Manuscript #1 – Journal Article: What is Cross-Cultural Mentoring? An integrative Literature Review and Discussion of the Term Cross-Cultural Mentoring
- Research examined descriptions of common cross-cultural mentoring (CCM) processes across 123 sources
- Four types of cross-cultural mentoring research are demarcated (domestic, pan-cultural, global and newcomer)
- Critique of the state of CCM literature is provided
- Outline suggestion to guide future empirical and theoretical work in a meaningful direction
Manuscript #2 – Book Chapter: What Competencies are Necessary in Navigating Cross-Cultural Mentoring Relationships for Immigrant Entrepreneurs? Five Things Skilled Mentors Think, Say, and Do. In F. Kochan, and A. Green (Eds.) (In Print), Uncovering the Hidden Cultural Dynamics in Mentoring.
- Research drew from newcomer immigrant entrepreneur mentee interviews and described skills and/or competencies reported as beneficial to CCM practice
- Five themes emerged accompanied with guidelines for better practice
Manuscript #3 – Commissioned Corporate Document: Corporate Mentorship Programming: Promising Programme Practices for “Fast-Tracking” High Potential Employees
- Programme and process evaluation of six corporate mentoring programmes
- Qualitative and quantitative data collection and document analysis
- Thirty-five summary findings were delineated, and guidelines for better practice were developed
7) Describe in a couple of sentences your involvement with NBSPRN and how your relationship with the Network has contributed to your research/work and/or to social/economic policy?
Because this is graduation season, I’d like to acknowledge NBSPRN’s meaningful engagement with my students. I lecture at UNB’s Faculty of Leadership Studies, Renaissance College. NBSPRN has brought social and economic development conversations into our classroom, and we have also had the opportunity to attend, as a class, various events hosted by NBSPRN. Through these events, my students had the opportunity to contribute to debates on local government reform and economic development in highly public forums and engage with thoughtful leaders outside of academia. For my students, these cross-pollination and networking opportunities were invaluable in blending the requisite soft skill for business, the rigor of academia, and the world of research for those pursuing post-graduate degrees.
8) Any last thoughts?
I’m passionate about what I do and could write reams, but let me leave readers with this… Mentors often have a hierarchical position above their mentees. We’re generally more advanced, more seasoned and more connected. It’s called a status differential.
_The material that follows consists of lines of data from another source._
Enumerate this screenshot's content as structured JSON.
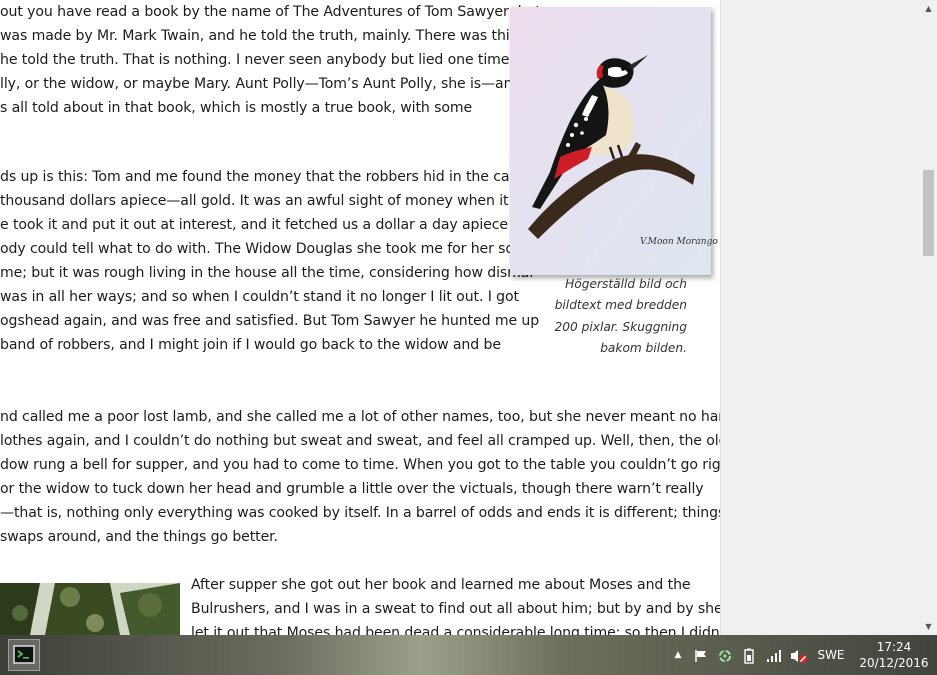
{
  "document": {
    "paragraph1": [
      "out you have read a book by the name of The Adventures of Tom Sawyer; but",
      "was made by Mr. Mark Twain, and he told the truth, mainly. There was things",
      "he told the truth. That is nothing. I never seen anybody but lied one time or",
      "lly, or the widow, or maybe Mary. Aunt Polly—Tom’s Aunt Polly, she is—and",
      "s all told about in that book, which is mostly a true book, with some"
    ],
    "paragraph2": [
      "ds up is this: Tom and me found the money that the robbers hid in the cave,",
      "thousand dollars apiece—all gold. It was an awful sight of money when it was",
      "e took it and put it out at interest, and it fetched us a dollar a day apiece all",
      "ody could tell what to do with. The Widow Douglas she took me for her son,",
      "me; but it was rough living in the house all the time, considering how dismal",
      "was in all her ways; and so when I couldn’t stand it no longer I lit out. I got",
      "ogshead again, and was free and satisfied. But Tom Sawyer he hunted me up",
      " band of robbers, and I might join if I would go back to the widow and be"
    ],
    "paragraph3": [
      "nd called me a poor lost lamb, and she called me a lot of other names, too, but she never meant no harm",
      "lothes again, and I couldn’t do nothing but sweat and sweat, and feel all cramped up. Well, then, the old",
      "dow rung a bell for supper, and you had to come to time. When you got to the table you couldn’t go right",
      "or the widow to tuck down her head and grumble a little over the victuals, though there warn’t really",
      "—that is, nothing only everything was cooked by itself. In a barrel of odds and ends it is different; things get",
      "swaps around, and the things go better."
    ],
    "paragraph4": [
      "After supper she got out her book and learned me about Moses and the",
      "Bulrushers, and I was in a sweat to find out all about him; but by and by she",
      "let it out that Moses had been dead a considerable long time; so then I didn’t"
    ],
    "figure_caption": [
      "Högerställd bild och",
      "bildtext med bredden",
      "200 pixlar. Skuggning",
      "bakom bilden."
    ],
    "signature": "V.Moon Morango"
  },
  "taskbar": {
    "language": "SWE",
    "time": "17:24",
    "date": "20/12/2016"
  },
  "icons": [
    "app-icon",
    "show-hidden-icons-icon",
    "flag-icon",
    "sync-icon",
    "battery-icon",
    "signal-icon",
    "volume-muted-icon",
    "scroll-up-arrow",
    "scroll-down-arrow"
  ]
}
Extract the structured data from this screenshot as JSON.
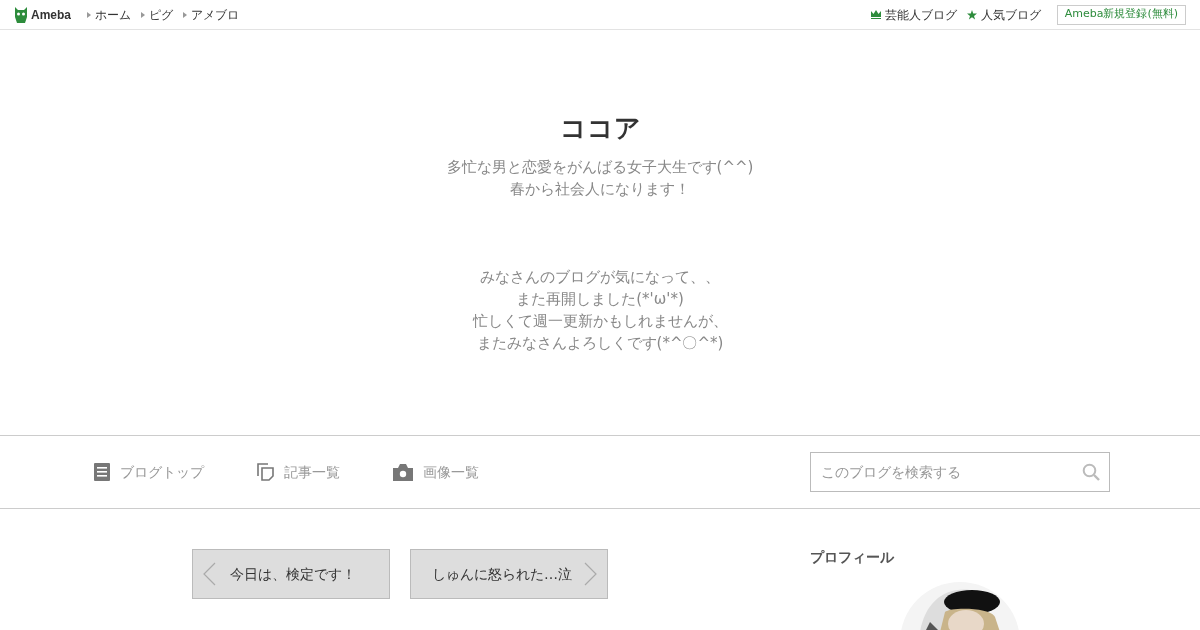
{
  "header": {
    "logo": "Ameba",
    "links": [
      "ホーム",
      "ピグ",
      "アメブロ"
    ],
    "right_links": [
      {
        "kind": "crown",
        "label": "芸能人ブログ"
      },
      {
        "kind": "star",
        "label": "人気ブログ"
      }
    ],
    "signup": "Ameba新規登録(無料)"
  },
  "blog": {
    "title": "ココア",
    "intro_lines": [
      "多忙な男と恋愛をがんばる女子大生です(^^)",
      "春から社会人になります！"
    ],
    "message_lines": [
      "みなさんのブログが気になって、、",
      "また再開しました(*'ω'*)",
      "忙しくて週一更新かもしれませんが、",
      "またみなさんよろしくです(*^〇^*)"
    ]
  },
  "nav": {
    "items": [
      {
        "kind": "doc",
        "label": "ブログトップ"
      },
      {
        "kind": "copy",
        "label": "記事一覧"
      },
      {
        "kind": "camera",
        "label": "画像一覧"
      }
    ],
    "search": {
      "placeholder": "このブログを検索する"
    }
  },
  "pager": [
    {
      "kind": "prev",
      "label": "今日は、検定です！"
    },
    {
      "kind": "next",
      "label": "しゅんに怒られた…泣"
    }
  ],
  "sidebar": {
    "heading": "プロフィール"
  }
}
Mentees may be focused on the things you’ve accomplished, the titles you hold, the plaques on your wall and the circles you move in. While many of these elements may dovetail into why they see you as a valuable force they can actually cause odd friction.
As a mentor, I talk a little about my family or my hobbies in an effort to be seen as a whole person. Consider being a bit self-deprecating. In other words, do some laughing at yourself. Be brave share a story about a time when you fell flat on your face or best learning moments. We’ve all heard the sayings “to err is human” and “you live you learn.”
To me good mentors know that in owning your mistakes you also get to own the learning, the progress, and the story. They also know that mistakes aren’t shameful things. Mentees have goals and ambitions if they’re challenging enough then setbacks are inevitable.
I often share a bit about my journey. Many of my mentees find it amusing to know that because I grew up on a farm, I knew which pitchfork to use before I knew which table fork to use. They really sit up and listen when I tell them how many attempts I made at university. By the time I get to some of my other failures and my challenges with learning disabilities their elbows are on the table, their eyes have a lock on me, and their mouth’s agape.
As this happens — this relationship building — they will see you as being a whole, complete person not just an experienced person with a good title. This approach makes them see you. It allows them to know you. Most importantly, it makes them hear you.